Luck of the Irish

Kate Hennessey, sports writer

As soon as the dancers came tapping and kicking out onto the stage, she was instantly drawn into the rhythms and beats of their feet. Tabby Stowers, junior, saw her stepfather performing on the bagpipes with a procession of Irish dancers in an opening ceremony recital in St. Charles.

At just 7 years old, she knew immediately that is what she wanted to do. Her stepfather’s Irish heritage came from his parents, she said. Jackson Stowers’ practice of the Irish culture, including seeing him perform with Irish dancers made an impact on her.

“Dancing at practice and hearing all the cool beats and how fast people move their feet, that’s what really got to me,” Stowers said. “I just love moving around, I’m a very athletic person, so [I enjoy] moving around the stage.“

Tabby could tell her dad was happy that she chose to Irish dance, she said. What made him happy was that he could tell she thoroughly enjoyed Irish dancing, without feeling pressured to perform.

“Before she started dancing, I thought Irish dancing was kind of boring,” Jackson said. “After watching her, I see how complicated it is with the feet movement and speed. It’s great she chose this dance on her own and is really good at it.”

Over the course of almost a decade, Jackson has grown proud of Tabby’s performances. His most recent proud moment is when Stowers made it to the Mid-America Regional Championships last year, where she reached her goal by medaling in the competition.

“The best thing about her dancing is her smile when she’s on stage,” Jackson said. “Other teachers and parents will come up to me and compliment it.”

Tabby’s dance teacher, Katie Stegeman, has been coaching Tabby for eight years. She has watched Tabby grow as both a dancer and person during this time.

“In the past couple years Tabby has pushed [herself] to reach [her] full potential,” Stegeman said. “She works hard in class, works outside of practice and takes the opportunity to have private classes.”

At the expense of doing a time consuming sport, thoughts of quitting dance came after years of practice and competitions. Some of these competitions included a trip to the World Championships in Dublin to compete with the best dancers in the world and a soloist spot at Nationals last year, in Orlando, FL. “I’ve always had thoughts about, What if I quit Irish dancing? Would that affect me in any way?” Stowers said. “Sometimes I get tired of it. Sometimes I don’t want to go to practice.”

The thought of not hearing her name announced at recalls, where judges calculate points and then call out the names of dancers who pass through to the last round of the competition, still scares her. Anticipation of the treasured medal ceremonies at the end of competitions, helps her return to practice each week, Stowers said.

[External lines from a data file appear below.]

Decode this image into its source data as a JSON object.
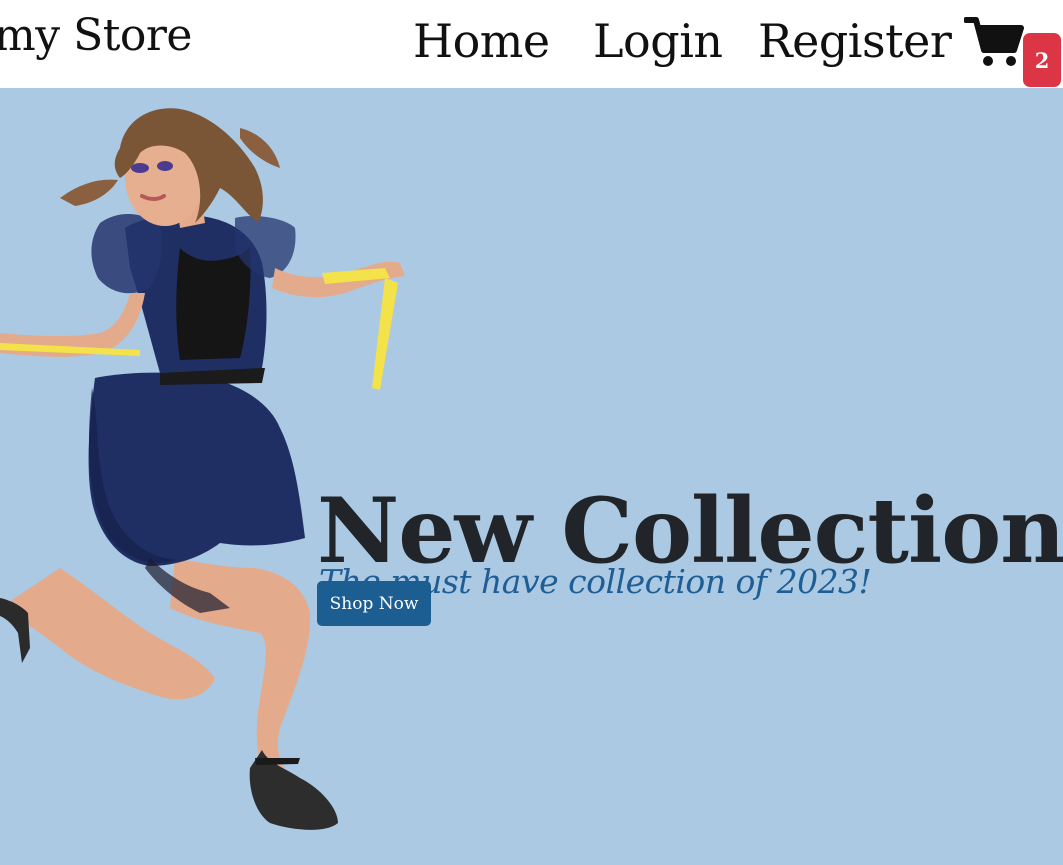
{
  "navbar": {
    "brand": "my Store",
    "links": [
      {
        "label": "Home"
      },
      {
        "label": "Login"
      },
      {
        "label": "Register"
      }
    ],
    "cart": {
      "icon": "shopping-cart-icon",
      "count": "2",
      "badge_color": "#dc3545"
    }
  },
  "hero": {
    "background_color": "#abc9e3",
    "title": "New Collection",
    "subtitle": "The must have collection of 2023!",
    "button_label": "Shop Now",
    "button_color": "#1c5d92",
    "image": "fashion-model-jumping-with-measuring-tape"
  }
}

“[Going] to a competition and working hard, even if you didn’t want to, but you still try your best and [afterwards you go up on stage to receive a medal,” Tabby said. “[When the] medal says you’re one of the best dancers in the nation or region, that’s what really keeps me going. If I didn’t do well in dance then I probably would’ve stopped a long time ago.”

According to Tabby, what may be the most important factor of Irish dancing, second to dancing, is how the dancers look. The “outfit factor” can cost thousands of dollars and take at least an hour to get ready.

“Say you have two people,” Stowers said. “One of them is wearing a regular black dress, no bling, and they have no makeup [or] wig. [The other person] wears bling, has a wig and has outdone themselves. They dance the same, [but] typically the judges will judge higher for the person that put more on because they seem like they put more effort into what they’re doing.”